_REQUIREMENT:_
Your answer should hold all lines of the entries that include the word "heading".

_INPUT FOR THIS TASK:_
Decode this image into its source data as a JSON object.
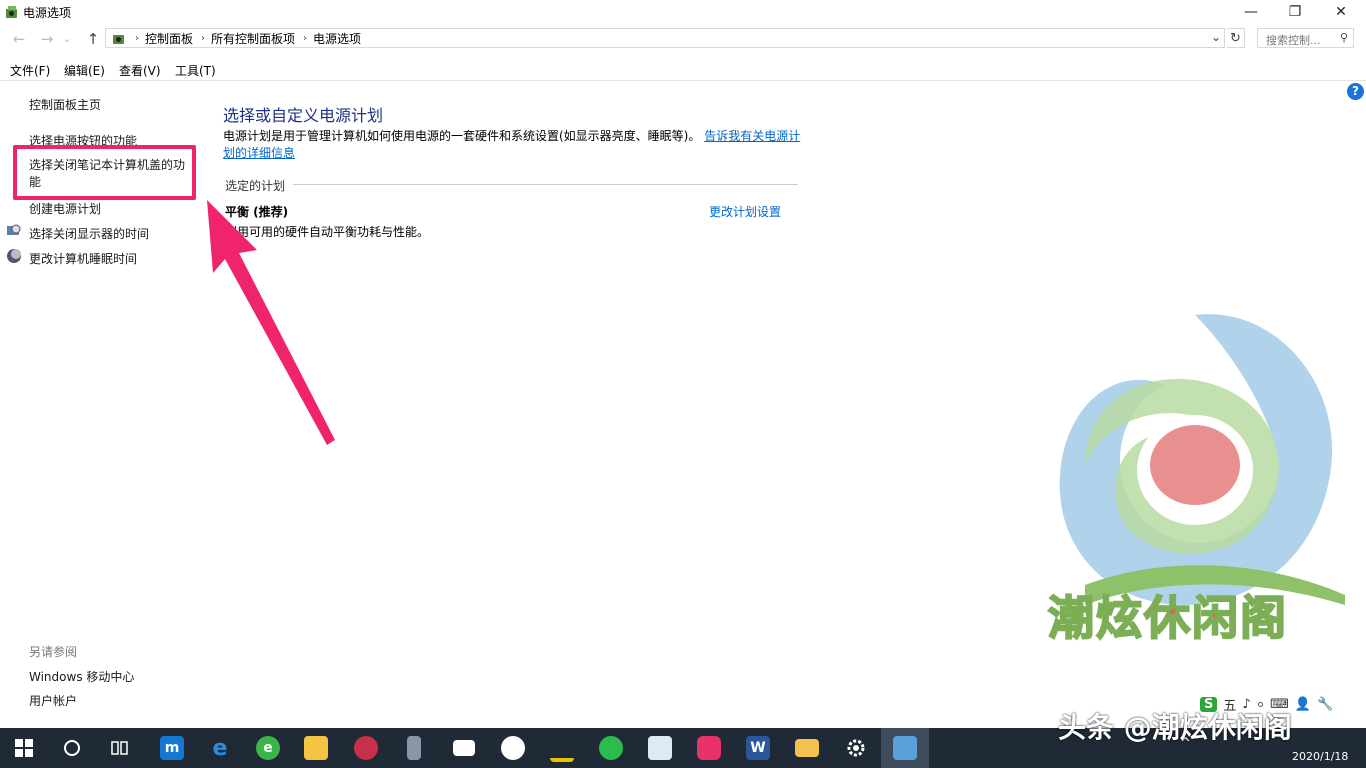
{
  "window": {
    "title": "电源选项",
    "minimize": "—",
    "restore": "❐",
    "close": "✕"
  },
  "nav": {
    "back": "←",
    "forward": "→",
    "recent": "⌄",
    "up": "↑",
    "breadcrumb": [
      "控制面板",
      "所有控制面板项",
      "电源选项"
    ],
    "separator": "›",
    "dropdown": "⌄",
    "refresh": "↻",
    "search_placeholder": "搜索控制...",
    "search_icon": "⚲"
  },
  "menu": [
    "文件(F)",
    "编辑(E)",
    "查看(V)",
    "工具(T)"
  ],
  "sidebar": {
    "home": "控制面板主页",
    "items": [
      "选择电源按钮的功能",
      "选择关闭笔记本计算机盖的功能",
      "创建电源计划",
      "选择关闭显示器的时间",
      "更改计算机睡眠时间"
    ],
    "see_also_label": "另请参阅",
    "see_also": [
      "Windows 移动中心",
      "用户帐户"
    ]
  },
  "main": {
    "heading": "选择或自定义电源计划",
    "description": "电源计划是用于管理计算机如何使用电源的一套硬件和系统设置(如显示器亮度、睡眠等)。",
    "description_link": "告诉我有关电源计划的详细信息",
    "selected_plan_label": "选定的计划",
    "plan_name": "平衡 (推荐)",
    "plan_desc": "利用可用的硬件自动平衡功耗与性能。",
    "change_plan": "更改计划设置",
    "help": "?"
  },
  "watermark": {
    "logo_text": "潮炫休闲阁",
    "corner_text": "头条 @潮炫休闲阁"
  },
  "ime": [
    "S",
    "五",
    "♪",
    "⸰",
    "⌨",
    "👤",
    "🔧"
  ],
  "taskbar": {
    "date": "2020/1/18",
    "tray_arrow": "^"
  },
  "colors": {
    "accent_link": "#0066cc",
    "heading": "#1e3287",
    "highlight": "#f0246c",
    "taskbar": "#1f2a36"
  }
}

_RESPONSE TO THE TASK:_
    "heading": "选择或自定义电源计划",
    "heading": "#1e3287",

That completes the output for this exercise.